Exercise requirements
Some lines of these records may hold the word "arrow"; state how many, using only the number.

Dataset records
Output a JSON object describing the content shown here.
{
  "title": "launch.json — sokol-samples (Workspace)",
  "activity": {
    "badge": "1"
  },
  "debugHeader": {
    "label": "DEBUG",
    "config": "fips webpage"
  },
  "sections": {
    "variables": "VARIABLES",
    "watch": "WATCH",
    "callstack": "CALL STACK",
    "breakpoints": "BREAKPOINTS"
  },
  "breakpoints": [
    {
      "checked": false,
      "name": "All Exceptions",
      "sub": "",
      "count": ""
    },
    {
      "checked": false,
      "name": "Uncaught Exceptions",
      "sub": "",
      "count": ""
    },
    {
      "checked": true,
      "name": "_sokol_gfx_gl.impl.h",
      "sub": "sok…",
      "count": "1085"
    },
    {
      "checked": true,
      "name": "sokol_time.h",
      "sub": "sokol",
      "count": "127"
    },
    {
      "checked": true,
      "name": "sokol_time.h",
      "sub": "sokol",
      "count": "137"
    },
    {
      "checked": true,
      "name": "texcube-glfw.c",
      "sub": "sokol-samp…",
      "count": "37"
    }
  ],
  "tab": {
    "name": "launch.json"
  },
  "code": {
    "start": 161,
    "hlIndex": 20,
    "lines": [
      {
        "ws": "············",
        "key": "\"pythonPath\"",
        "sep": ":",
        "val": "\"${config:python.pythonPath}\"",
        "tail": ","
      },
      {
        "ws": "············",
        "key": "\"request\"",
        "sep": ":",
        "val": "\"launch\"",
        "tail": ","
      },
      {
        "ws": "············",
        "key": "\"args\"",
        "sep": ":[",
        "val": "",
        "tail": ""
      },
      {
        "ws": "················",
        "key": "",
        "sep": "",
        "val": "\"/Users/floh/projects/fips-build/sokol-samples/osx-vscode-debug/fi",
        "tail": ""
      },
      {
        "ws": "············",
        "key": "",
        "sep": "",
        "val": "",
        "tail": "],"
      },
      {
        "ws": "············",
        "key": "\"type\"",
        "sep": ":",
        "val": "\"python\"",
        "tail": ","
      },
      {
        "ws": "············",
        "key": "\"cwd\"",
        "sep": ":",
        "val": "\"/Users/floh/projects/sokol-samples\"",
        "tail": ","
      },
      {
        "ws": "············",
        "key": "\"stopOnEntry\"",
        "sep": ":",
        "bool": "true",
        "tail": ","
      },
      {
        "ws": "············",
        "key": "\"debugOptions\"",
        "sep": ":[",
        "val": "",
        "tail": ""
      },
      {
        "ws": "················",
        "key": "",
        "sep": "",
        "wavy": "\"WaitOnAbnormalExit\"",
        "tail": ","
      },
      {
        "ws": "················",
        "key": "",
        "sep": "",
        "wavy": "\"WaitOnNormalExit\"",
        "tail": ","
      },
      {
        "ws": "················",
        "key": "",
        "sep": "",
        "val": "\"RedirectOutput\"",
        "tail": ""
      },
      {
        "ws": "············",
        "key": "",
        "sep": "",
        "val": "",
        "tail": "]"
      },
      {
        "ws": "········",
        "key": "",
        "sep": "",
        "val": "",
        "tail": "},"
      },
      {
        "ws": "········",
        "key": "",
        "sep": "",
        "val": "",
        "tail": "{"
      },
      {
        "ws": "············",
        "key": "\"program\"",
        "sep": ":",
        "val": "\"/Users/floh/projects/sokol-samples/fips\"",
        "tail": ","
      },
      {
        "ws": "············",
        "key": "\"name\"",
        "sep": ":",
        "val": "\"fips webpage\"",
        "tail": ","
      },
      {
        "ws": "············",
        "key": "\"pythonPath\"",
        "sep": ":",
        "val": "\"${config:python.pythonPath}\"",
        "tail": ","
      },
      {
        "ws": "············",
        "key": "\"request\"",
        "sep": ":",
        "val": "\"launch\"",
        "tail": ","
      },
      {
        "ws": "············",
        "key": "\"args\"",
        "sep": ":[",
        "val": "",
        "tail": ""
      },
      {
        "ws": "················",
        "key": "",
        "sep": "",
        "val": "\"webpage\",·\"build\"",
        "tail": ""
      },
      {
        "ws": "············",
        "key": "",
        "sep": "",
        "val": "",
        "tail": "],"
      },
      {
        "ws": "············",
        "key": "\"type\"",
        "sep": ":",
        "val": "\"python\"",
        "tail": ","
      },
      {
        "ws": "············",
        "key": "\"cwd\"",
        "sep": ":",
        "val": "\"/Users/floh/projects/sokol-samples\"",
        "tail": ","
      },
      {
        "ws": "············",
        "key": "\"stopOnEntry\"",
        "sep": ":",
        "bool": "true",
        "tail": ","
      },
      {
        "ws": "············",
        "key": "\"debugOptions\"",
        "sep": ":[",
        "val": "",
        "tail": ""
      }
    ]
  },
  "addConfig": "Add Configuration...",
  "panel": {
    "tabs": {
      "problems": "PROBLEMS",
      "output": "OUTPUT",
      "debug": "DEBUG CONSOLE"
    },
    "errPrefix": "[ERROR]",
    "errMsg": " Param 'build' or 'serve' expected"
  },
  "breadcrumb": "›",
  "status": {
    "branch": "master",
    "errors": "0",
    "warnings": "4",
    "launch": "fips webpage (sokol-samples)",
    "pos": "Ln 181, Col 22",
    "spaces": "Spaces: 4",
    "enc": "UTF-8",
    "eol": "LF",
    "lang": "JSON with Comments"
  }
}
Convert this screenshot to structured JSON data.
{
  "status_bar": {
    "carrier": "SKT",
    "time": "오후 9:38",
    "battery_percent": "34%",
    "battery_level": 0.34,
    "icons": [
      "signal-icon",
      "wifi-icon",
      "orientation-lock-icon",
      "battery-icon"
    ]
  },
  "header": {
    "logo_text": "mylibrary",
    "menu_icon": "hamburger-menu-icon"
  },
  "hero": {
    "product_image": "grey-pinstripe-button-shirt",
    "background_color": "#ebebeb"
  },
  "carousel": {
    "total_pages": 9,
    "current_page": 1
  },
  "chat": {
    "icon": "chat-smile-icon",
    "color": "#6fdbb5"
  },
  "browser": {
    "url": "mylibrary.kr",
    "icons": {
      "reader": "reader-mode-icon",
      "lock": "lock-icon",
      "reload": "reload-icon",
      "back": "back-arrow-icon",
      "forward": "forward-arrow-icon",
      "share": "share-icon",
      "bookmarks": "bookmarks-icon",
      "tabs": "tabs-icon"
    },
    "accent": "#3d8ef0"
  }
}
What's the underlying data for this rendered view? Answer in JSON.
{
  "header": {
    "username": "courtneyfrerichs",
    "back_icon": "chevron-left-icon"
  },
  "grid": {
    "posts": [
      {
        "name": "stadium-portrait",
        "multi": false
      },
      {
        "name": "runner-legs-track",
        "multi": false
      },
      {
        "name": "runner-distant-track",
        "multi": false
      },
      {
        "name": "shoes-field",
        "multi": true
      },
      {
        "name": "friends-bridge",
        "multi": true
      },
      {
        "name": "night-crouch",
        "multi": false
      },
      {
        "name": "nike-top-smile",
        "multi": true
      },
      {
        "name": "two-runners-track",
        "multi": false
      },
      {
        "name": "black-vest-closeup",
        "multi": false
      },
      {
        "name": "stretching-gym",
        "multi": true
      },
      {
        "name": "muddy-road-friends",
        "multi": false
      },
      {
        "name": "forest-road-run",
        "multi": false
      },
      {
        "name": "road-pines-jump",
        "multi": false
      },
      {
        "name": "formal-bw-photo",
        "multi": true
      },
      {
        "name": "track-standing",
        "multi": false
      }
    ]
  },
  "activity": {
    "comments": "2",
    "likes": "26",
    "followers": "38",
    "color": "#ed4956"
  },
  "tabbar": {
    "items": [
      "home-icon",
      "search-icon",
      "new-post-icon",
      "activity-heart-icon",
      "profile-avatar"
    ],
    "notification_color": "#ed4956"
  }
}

Task answer
2